TAX proposals released by the Treasury last week, which are meant to assist South African multinational companies doing business in Africa, have been welcomed by experts.
The proposals are contained in the Taxation Laws Amendment Bill, which gives details on the planned changes announced by Finance Minister Pravin Gordhan in his budget in February. The proposed changes in the bill are in line with previous announcements by Mr Gordhan to establish South Africa as a gateway to Africa, and can be seen as a way to address criticism that other head-office regimes such as Mauritius offered more attractive incentives than South Africa.
Tax experts said there was a heavy anti-avoidance theme throughout the bill but the drafters had recognised commercial realities and proposed measures to ensure economic relief.
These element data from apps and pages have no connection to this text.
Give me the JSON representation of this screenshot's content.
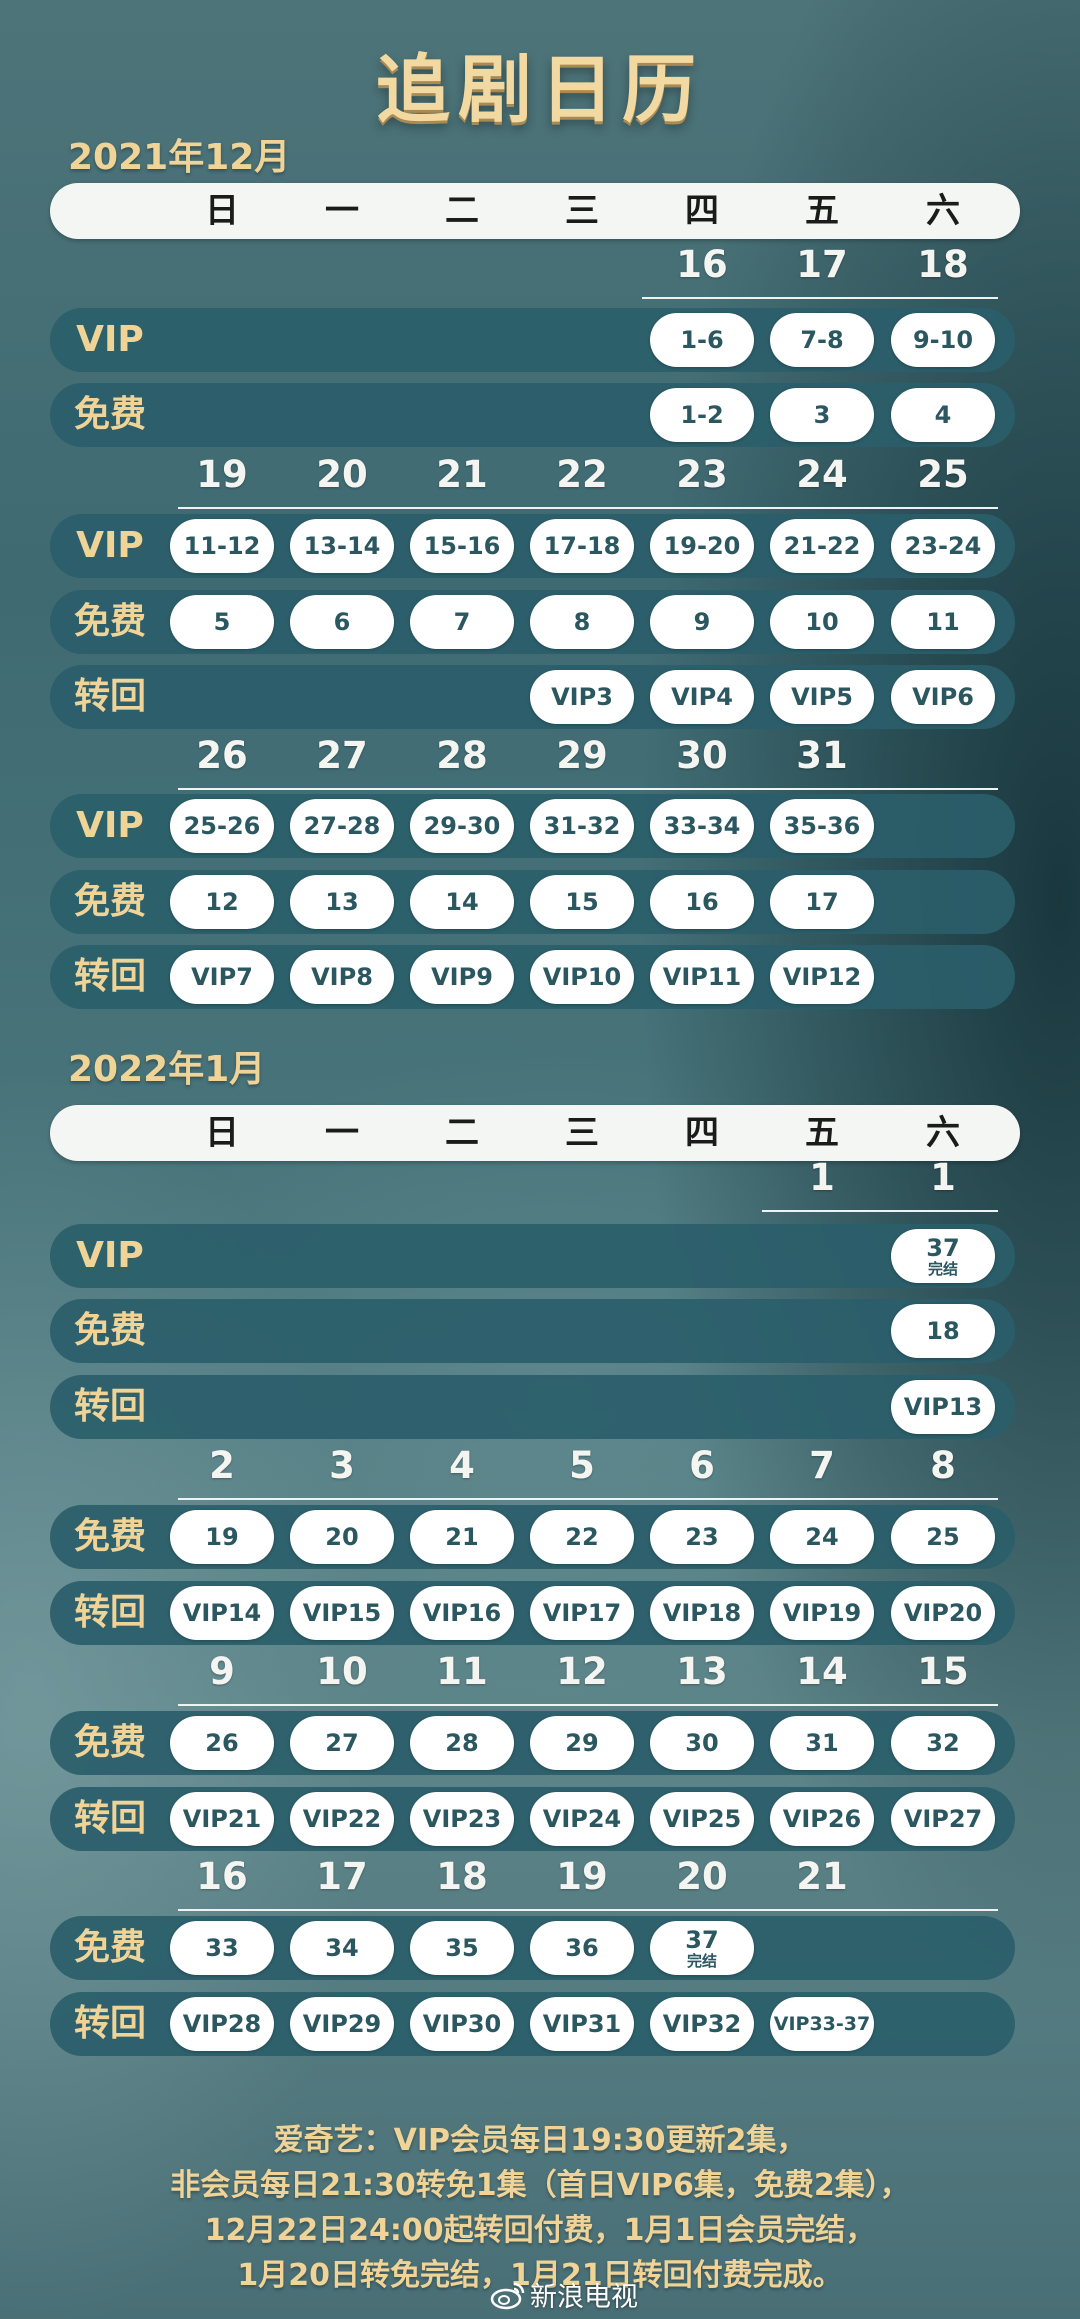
{
  "title": "追剧日历",
  "weekdays": [
    "日",
    "一",
    "二",
    "三",
    "四",
    "五",
    "六"
  ],
  "months": [
    {
      "label": "2021年12月",
      "weeks": [
        {
          "dates": [
            "",
            "",
            "",
            "",
            "16",
            "17",
            "18"
          ],
          "rows": [
            {
              "label": "VIP",
              "cells": [
                "",
                "",
                "",
                "",
                "1-6",
                "7-8",
                "9-10"
              ]
            },
            {
              "label": "免费",
              "cells": [
                "",
                "",
                "",
                "",
                "1-2",
                "3",
                "4"
              ]
            }
          ]
        },
        {
          "dates": [
            "19",
            "20",
            "21",
            "22",
            "23",
            "24",
            "25"
          ],
          "rows": [
            {
              "label": "VIP",
              "cells": [
                "11-12",
                "13-14",
                "15-16",
                "17-18",
                "19-20",
                "21-22",
                "23-24"
              ]
            },
            {
              "label": "免费",
              "cells": [
                "5",
                "6",
                "7",
                "8",
                "9",
                "10",
                "11"
              ]
            },
            {
              "label": "转回",
              "cells": [
                "",
                "",
                "",
                "VIP3",
                "VIP4",
                "VIP5",
                "VIP6"
              ]
            }
          ]
        },
        {
          "dates": [
            "26",
            "27",
            "28",
            "29",
            "30",
            "31",
            ""
          ],
          "rows": [
            {
              "label": "VIP",
              "cells": [
                "25-26",
                "27-28",
                "29-30",
                "31-32",
                "33-34",
                "35-36",
                ""
              ]
            },
            {
              "label": "免费",
              "cells": [
                "12",
                "13",
                "14",
                "15",
                "16",
                "17",
                ""
              ]
            },
            {
              "label": "转回",
              "cells": [
                "VIP7",
                "VIP8",
                "VIP9",
                "VIP10",
                "VIP11",
                "VIP12",
                ""
              ]
            }
          ]
        }
      ]
    },
    {
      "label": "2022年1月",
      "weeks": [
        {
          "dates": [
            "",
            "",
            "",
            "",
            "",
            "1",
            "1"
          ],
          "rows": [
            {
              "label": "VIP",
              "cells": [
                "",
                "",
                "",
                "",
                "",
                "",
                "37"
              ],
              "subs": [
                "",
                "",
                "",
                "",
                "",
                "",
                "完结"
              ]
            },
            {
              "label": "免费",
              "cells": [
                "",
                "",
                "",
                "",
                "",
                "",
                "18"
              ]
            },
            {
              "label": "转回",
              "cells": [
                "",
                "",
                "",
                "",
                "",
                "",
                "VIP13"
              ]
            }
          ]
        },
        {
          "dates": [
            "2",
            "3",
            "4",
            "5",
            "6",
            "7",
            "8"
          ],
          "rows": [
            {
              "label": "免费",
              "cells": [
                "19",
                "20",
                "21",
                "22",
                "23",
                "24",
                "25"
              ]
            },
            {
              "label": "转回",
              "cells": [
                "VIP14",
                "VIP15",
                "VIP16",
                "VIP17",
                "VIP18",
                "VIP19",
                "VIP20"
              ]
            }
          ]
        },
        {
          "dates": [
            "9",
            "10",
            "11",
            "12",
            "13",
            "14",
            "15"
          ],
          "rows": [
            {
              "label": "免费",
              "cells": [
                "26",
                "27",
                "28",
                "29",
                "30",
                "31",
                "32"
              ]
            },
            {
              "label": "转回",
              "cells": [
                "VIP21",
                "VIP22",
                "VIP23",
                "VIP24",
                "VIP25",
                "VIP26",
                "VIP27"
              ]
            }
          ]
        },
        {
          "dates": [
            "16",
            "17",
            "18",
            "19",
            "20",
            "21",
            ""
          ],
          "rows": [
            {
              "label": "免费",
              "cells": [
                "33",
                "34",
                "35",
                "36",
                "37",
                "",
                ""
              ],
              "subs": [
                "",
                "",
                "",
                "",
                "完结",
                "",
                ""
              ]
            },
            {
              "label": "转回",
              "cells": [
                "VIP28",
                "VIP29",
                "VIP30",
                "VIP31",
                "VIP32",
                "VIP33-37",
                ""
              ]
            }
          ]
        }
      ]
    }
  ],
  "notes": [
    "爱奇艺：VIP会员每日19:30更新2集，",
    "非会员每日21:30转免1集（首日VIP6集，免费2集），",
    "12月22日24:00起转回付费，1月1日会员完结，",
    "1月20日转免完结，1月21日转回付费完成。"
  ],
  "watermark": "新浪电视",
  "colors": {
    "accent_gold": "#f0d497",
    "band": "#2a5e6a",
    "pill_text": "#2b5760"
  }
}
"South Africa is grappling with the realities of doing business in Africa and Treasury is really trying to assist taxpayers," said Billy Joubert, a tax director at Deloitte. Mr Joubert said foreign companies wanting to use South Africa as their gateway into Africa could expect relief from the "effective management" test in respect of a highly taxed controlled foreign company. Until now there was concern that if there was much guidance from South Africa to a foreign subsidiary in Africa, effective management was deemed to be from South Africa. It was then treated as a tax resident in South Africa, with double-tax implications. The proposals allow for exemption from the test when the foreign subsidiary is subject to an effective tax rate of 21% or more, and has a substantive business establishment in the African country.
"It is a good change as often there is no intention to avoid tax. It is a commercial reality of doing business in an environment where there is a critical shortage of skills to give assistance from South Africa.
"In other instances it is because someone with critical skills is doing the work from South Africa while waiting for a work permit," Mr Joubert said.
The bill also proposes changes to potential transfer pricing adjustments with regard to interest-free loans, if certain requirements are met. "There are commercial reasons why a company is not charging interest, it is not only done to avoid paying tax," Mr Joubert said.
The drafters were cognisant of the difficulties many companies faced, and proposed certain debt-relief measures. This was to prevent them incurring capital gains, triggered by debt cancellations or debt reductions. "Relief for these companies is essential if economic recovery is to occur. The tax system unfortunately acts as an added impediment to the recovery of companies and other parties in financial distress," he said.
According to the explanatory memorandum, the tax potentially imposed on parties receiving the benefit of debt relief in effect undermines the benefit of the relief. Most problematic is that tax debt forgiven by the South African Revenue Service due to a company's inability to pay also gave rise to capital gains.
But Johan Troskie, associate director at KPMG, said banks could struggle with the proposed changes to the tax treatment of preference shares and other instruments in financing transactions. Returns from a transaction could in future be deemed interest and not dividends, making them taxable income. "Banks used preference shares in many instances because it gave them an exempt income when financing a transaction." Mr Troskie said with the proposed changes it would be far more difficult to secure tax-exempt income, which could increase the cost of transactions.